(Stored data)
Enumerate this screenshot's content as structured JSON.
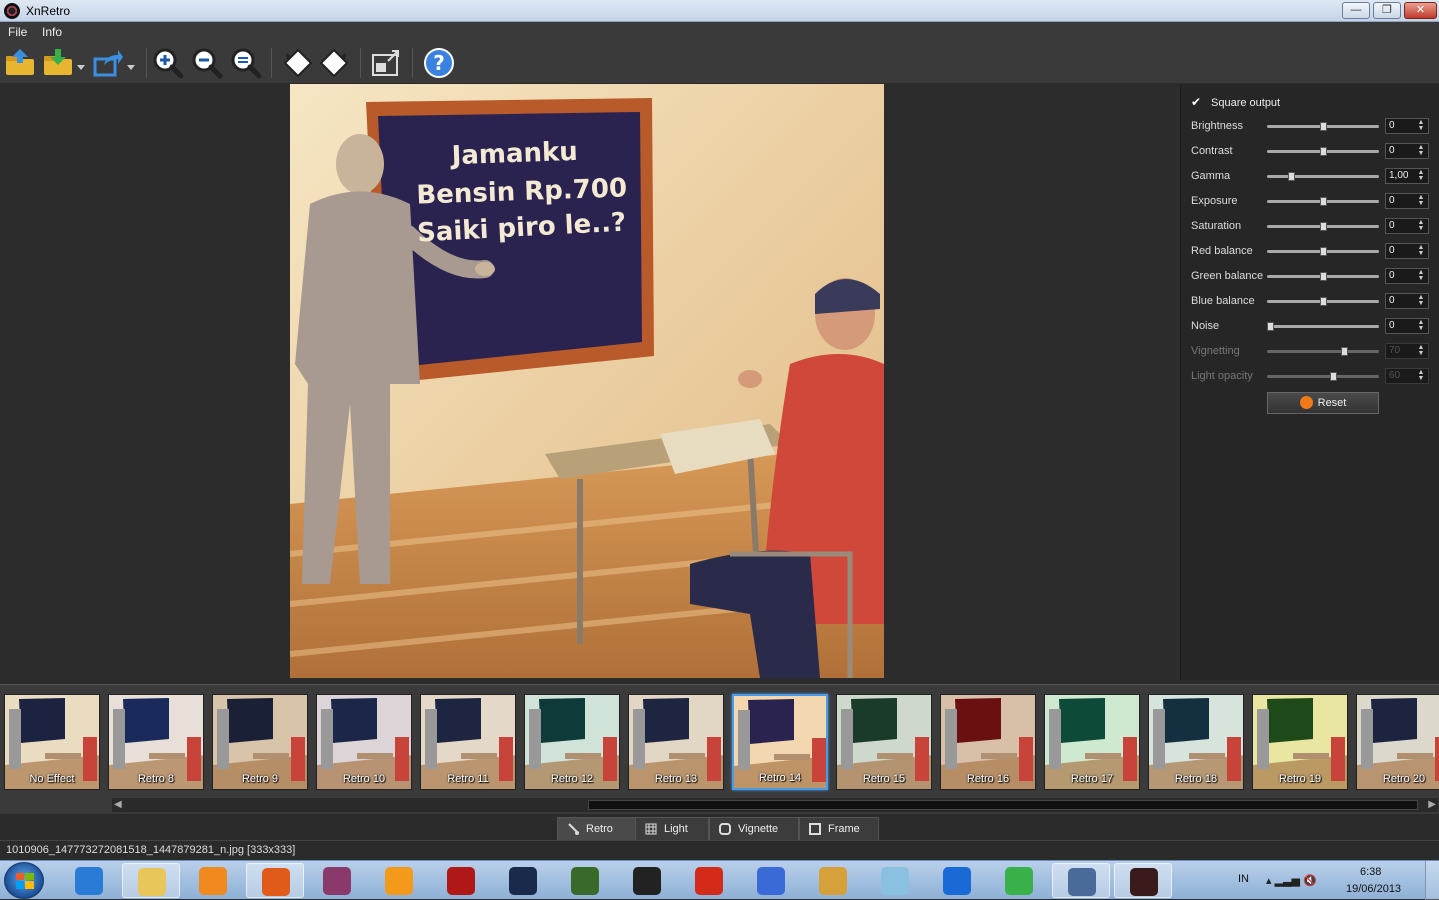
{
  "window": {
    "title": "XnRetro",
    "minimize": "—",
    "maximize": "❐",
    "close": "✕"
  },
  "menu": {
    "file": "File",
    "info": "Info"
  },
  "panel": {
    "square_output_label": "Square output",
    "square_output_checked": true,
    "adjustments": [
      {
        "label": "Brightness",
        "value": "0",
        "level": 0.5,
        "enabled": true
      },
      {
        "label": "Contrast",
        "value": "0",
        "level": 0.5,
        "enabled": true
      },
      {
        "label": "Gamma",
        "value": "1,00",
        "level": 0.2,
        "enabled": true
      },
      {
        "label": "Exposure",
        "value": "0",
        "level": 0.5,
        "enabled": true
      },
      {
        "label": "Saturation",
        "value": "0",
        "level": 0.5,
        "enabled": true
      },
      {
        "label": "Red balance",
        "value": "0",
        "level": 0.5,
        "enabled": true
      },
      {
        "label": "Green balance",
        "value": "0",
        "level": 0.5,
        "enabled": true
      },
      {
        "label": "Blue balance",
        "value": "0",
        "level": 0.5,
        "enabled": true
      },
      {
        "label": "Noise",
        "value": "0",
        "level": 0.0,
        "enabled": true
      },
      {
        "label": "Vignetting",
        "value": "70",
        "level": 0.7,
        "enabled": false
      },
      {
        "label": "Light opacity",
        "value": "60",
        "level": 0.6,
        "enabled": false
      }
    ],
    "reset_label": "Reset"
  },
  "preview": {
    "board_lines": [
      "Jamanku",
      "Bensin Rp.700",
      "Saiki piro le..?"
    ]
  },
  "filmstrip": {
    "items": [
      {
        "label": "No Effect",
        "tint": "#e9dcc0",
        "board": "#1c2340",
        "selected": false
      },
      {
        "label": "Retro 8",
        "tint": "#e8e0d8",
        "board": "#1a2a5a",
        "selected": false
      },
      {
        "label": "Retro 9",
        "tint": "#d8c4a8",
        "board": "#1a2036",
        "selected": false
      },
      {
        "label": "Retro 10",
        "tint": "#ddd4d8",
        "board": "#1c2648",
        "selected": false
      },
      {
        "label": "Retro 11",
        "tint": "#e4d9c8",
        "board": "#1d2540",
        "selected": false
      },
      {
        "label": "Retro 12",
        "tint": "#cfe3d8",
        "board": "#0f3a3a",
        "selected": false
      },
      {
        "label": "Retro 13",
        "tint": "#e2d6c4",
        "board": "#1d2540",
        "selected": false
      },
      {
        "label": "Retro 14",
        "tint": "#f2d7b0",
        "board": "#2a2350",
        "selected": true
      },
      {
        "label": "Retro 15",
        "tint": "#cfd8cc",
        "board": "#1a3a2a",
        "selected": false
      },
      {
        "label": "Retro 16",
        "tint": "#d8c0a8",
        "board": "#6a1010",
        "selected": false
      },
      {
        "label": "Retro 17",
        "tint": "#cfe8d0",
        "board": "#0d4a3a",
        "selected": false
      },
      {
        "label": "Retro 18",
        "tint": "#d6e4dc",
        "board": "#143040",
        "selected": false
      },
      {
        "label": "Retro 19",
        "tint": "#e8e6a0",
        "board": "#1e4a1a",
        "selected": false
      },
      {
        "label": "Retro 20",
        "tint": "#ddd8cc",
        "board": "#1c2440",
        "selected": false
      }
    ]
  },
  "tabs": [
    {
      "label": "Retro",
      "icon": "brush-icon",
      "active": true
    },
    {
      "label": "Light",
      "icon": "light-icon",
      "active": false
    },
    {
      "label": "Vignette",
      "icon": "vignette-icon",
      "active": false
    },
    {
      "label": "Frame",
      "icon": "frame-icon",
      "active": false
    }
  ],
  "status": {
    "file": "1010906_147773272081518_1447879281_n.jpg [333x333]"
  },
  "taskbar": {
    "apps": [
      {
        "name": "ie",
        "color": "#2a7bd6"
      },
      {
        "name": "explorer",
        "color": "#e8c65a"
      },
      {
        "name": "media-player",
        "color": "#f08a1e"
      },
      {
        "name": "firefox",
        "color": "#e05a1a"
      },
      {
        "name": "winrar",
        "color": "#8a3a6a"
      },
      {
        "name": "orange-app",
        "color": "#f39a1a"
      },
      {
        "name": "skull-app-1",
        "color": "#b01818"
      },
      {
        "name": "skull-app-2",
        "color": "#1a2a4a"
      },
      {
        "name": "terminal-app",
        "color": "#3a6a2a"
      },
      {
        "name": "tf-app",
        "color": "#222222"
      },
      {
        "name": "stop-app",
        "color": "#d42a1a"
      },
      {
        "name": "network-app",
        "color": "#3a6ad6"
      },
      {
        "name": "paint-app",
        "color": "#d6a03a"
      },
      {
        "name": "notes-app",
        "color": "#8ac0e0"
      },
      {
        "name": "teamviewer",
        "color": "#1a6ad6"
      },
      {
        "name": "globe-app",
        "color": "#3ab04a"
      },
      {
        "name": "search-app",
        "color": "#4a6a9a"
      },
      {
        "name": "xnretro-app",
        "color": "#3a1a1a"
      }
    ],
    "lang": "IN",
    "time": "6:38",
    "date": "19/06/2013"
  }
}
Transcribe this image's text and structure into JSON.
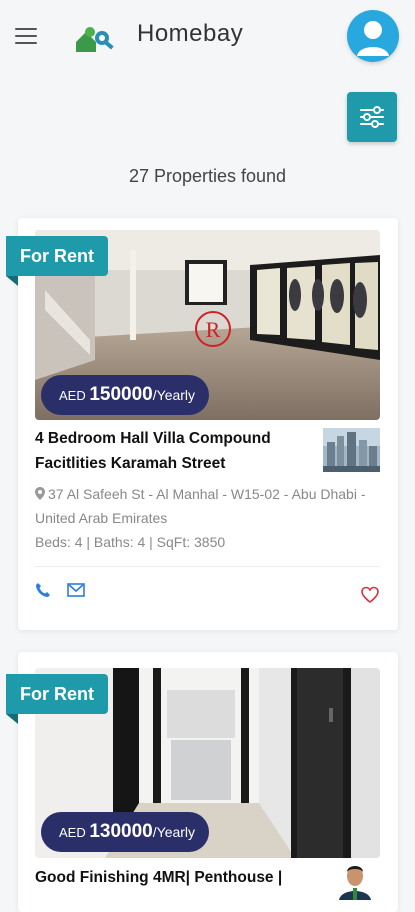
{
  "header": {
    "title": "Homebay",
    "menu_icon": "hamburger-icon",
    "logo_icon": "keys-logo-icon",
    "avatar_icon": "user-avatar-icon"
  },
  "filter": {
    "icon": "sliders-icon"
  },
  "results": {
    "count_text": "27 Properties found"
  },
  "colors": {
    "accent": "#1f9aaa",
    "price_bg": "#2a2f6a",
    "icon_blue": "#2a7de1",
    "heart_red": "#d9303f"
  },
  "listings": [
    {
      "tag": "For Rent",
      "price_currency": "AED ",
      "price_amount": "150000",
      "price_period": "/Yearly",
      "title": "4 Bedroom Hall Villa Compound Facitlities Karamah Street",
      "address": "37 Al Safeeh St - Al Manhal - W15-02 - Abu Dhabi - United Arab Emirates",
      "features": "Beds: 4 | Baths: 4 | SqFt: 3850",
      "watermark": "R"
    },
    {
      "tag": "For Rent",
      "price_currency": "AED ",
      "price_amount": "130000",
      "price_period": "/Yearly",
      "title": "Good Finishing 4MR| Penthouse |"
    }
  ]
}
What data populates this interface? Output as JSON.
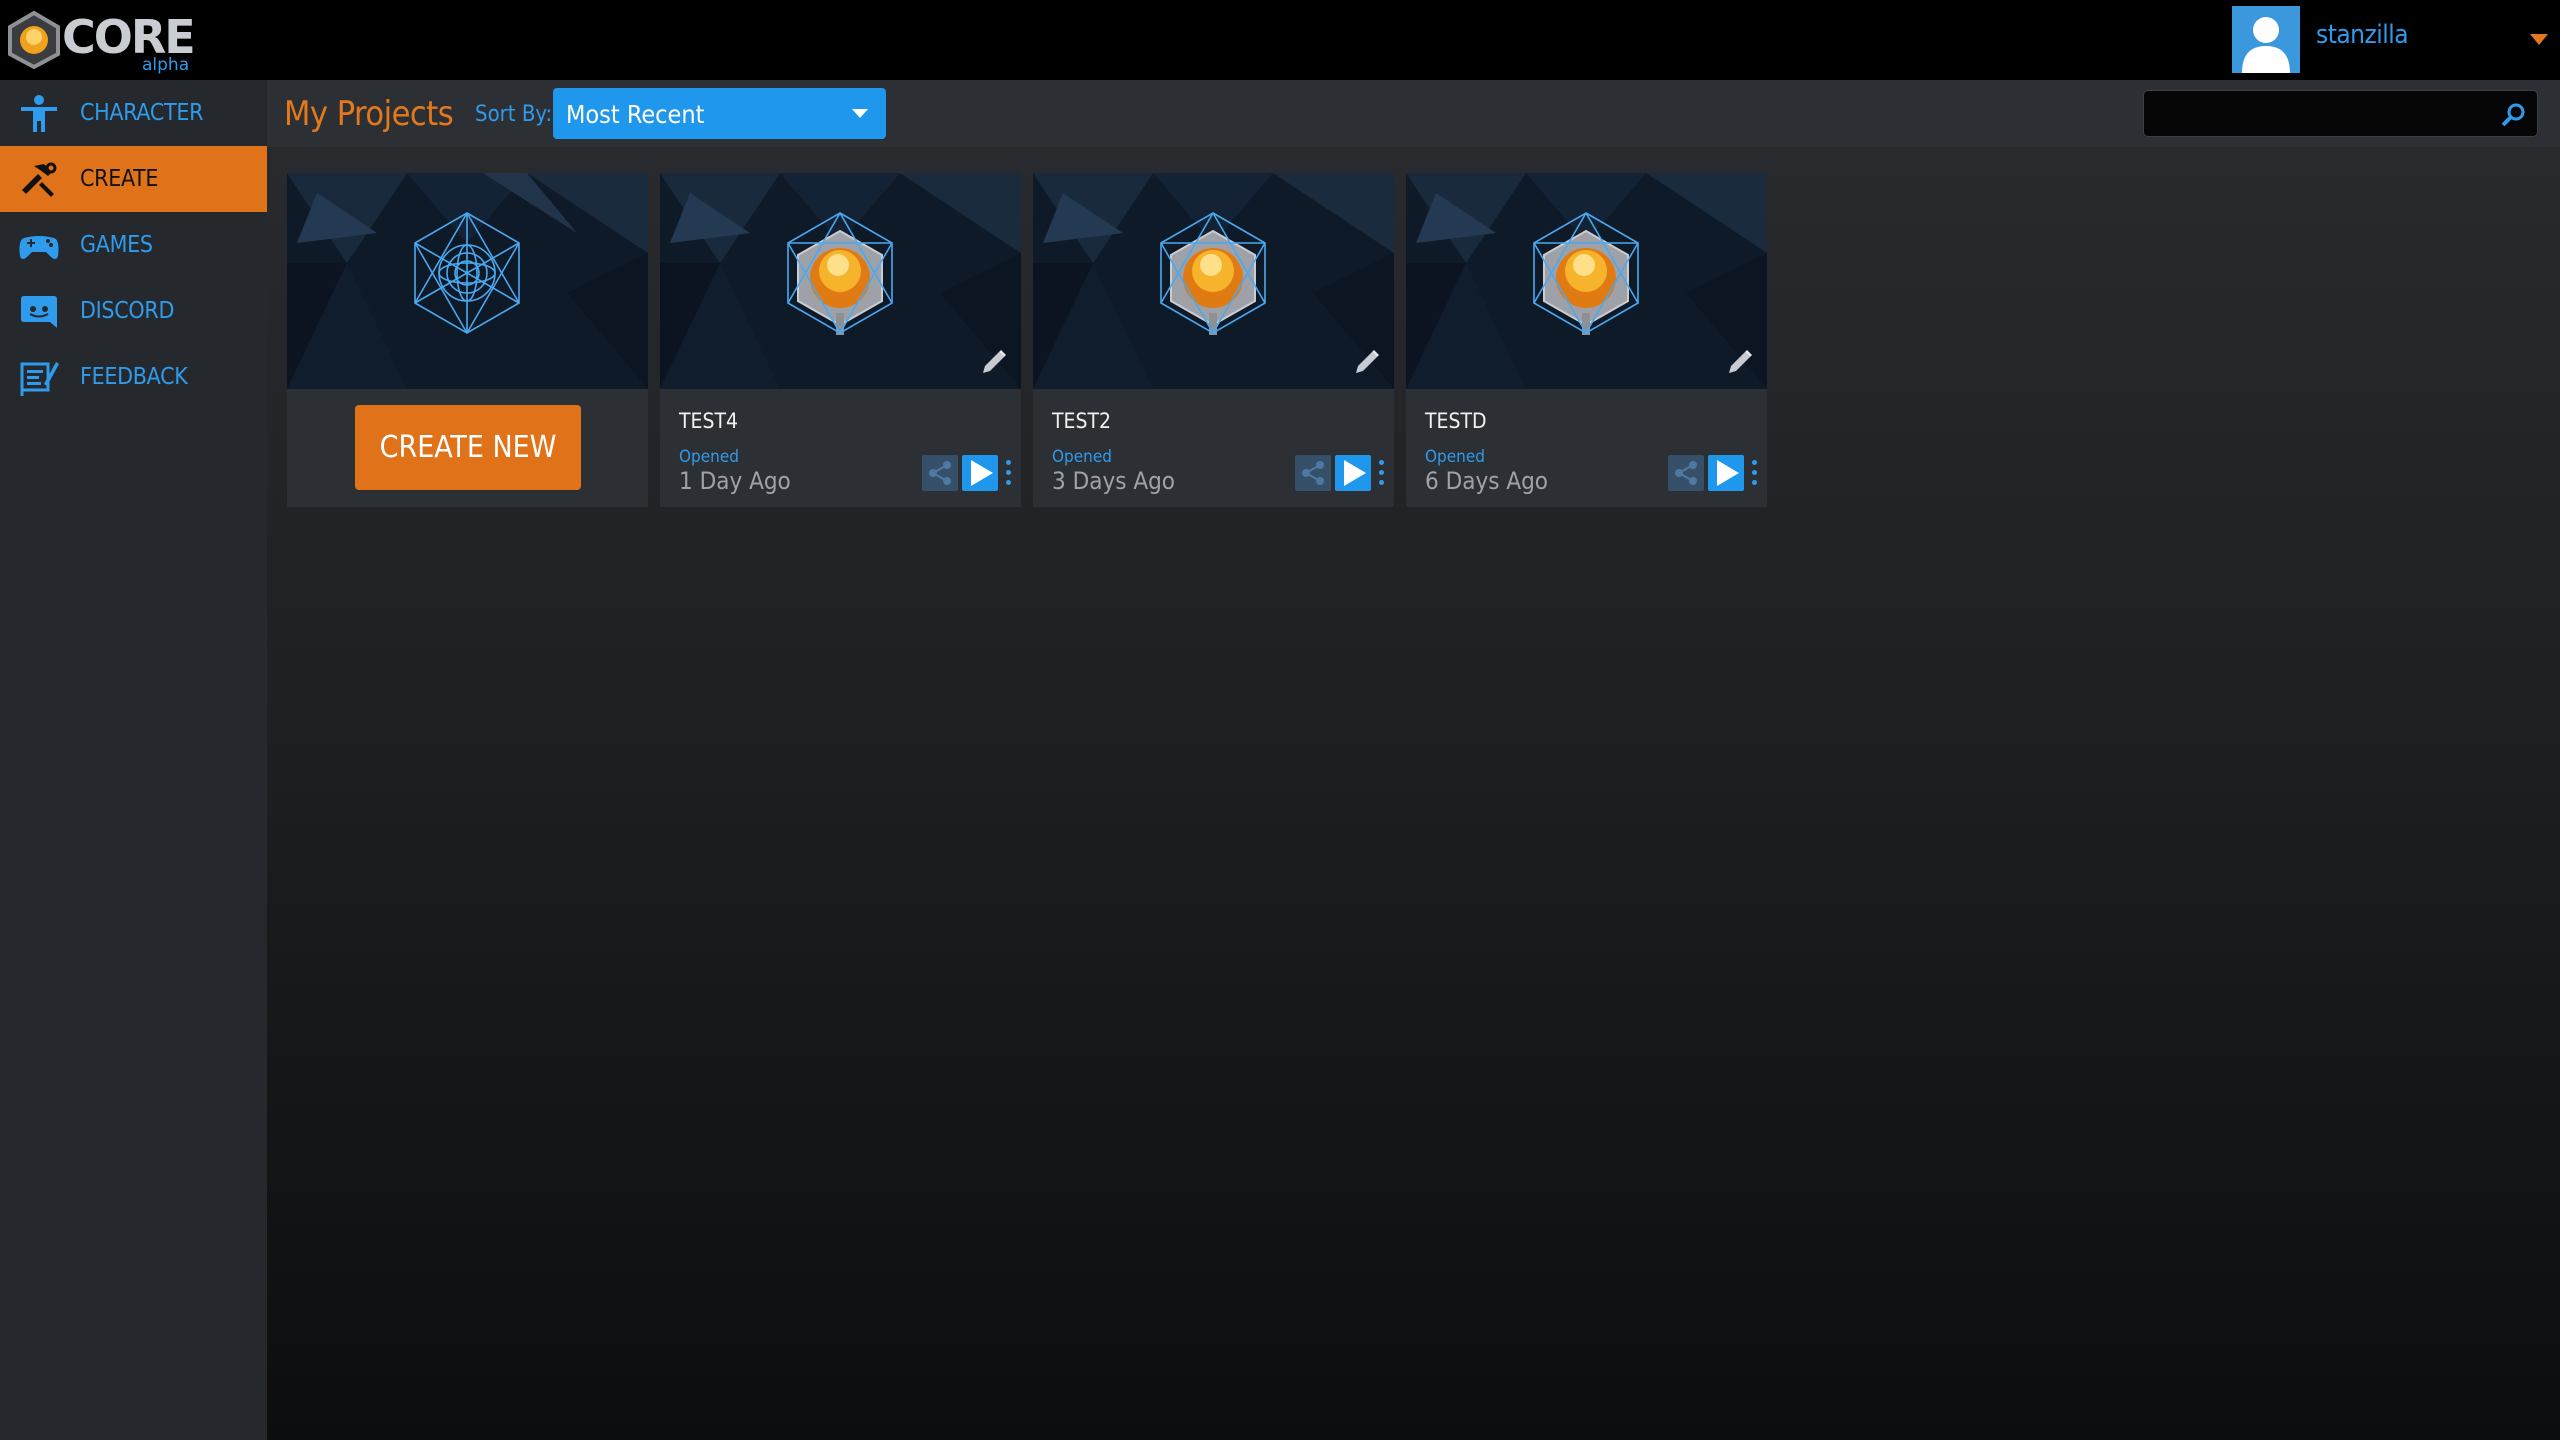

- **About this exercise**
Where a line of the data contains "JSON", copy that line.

- **Task result**
Enumerate this screenshot's content as structured JSON.
Transcribe this image's text and structure into JSON.
What data populates this interface? Output as JSON.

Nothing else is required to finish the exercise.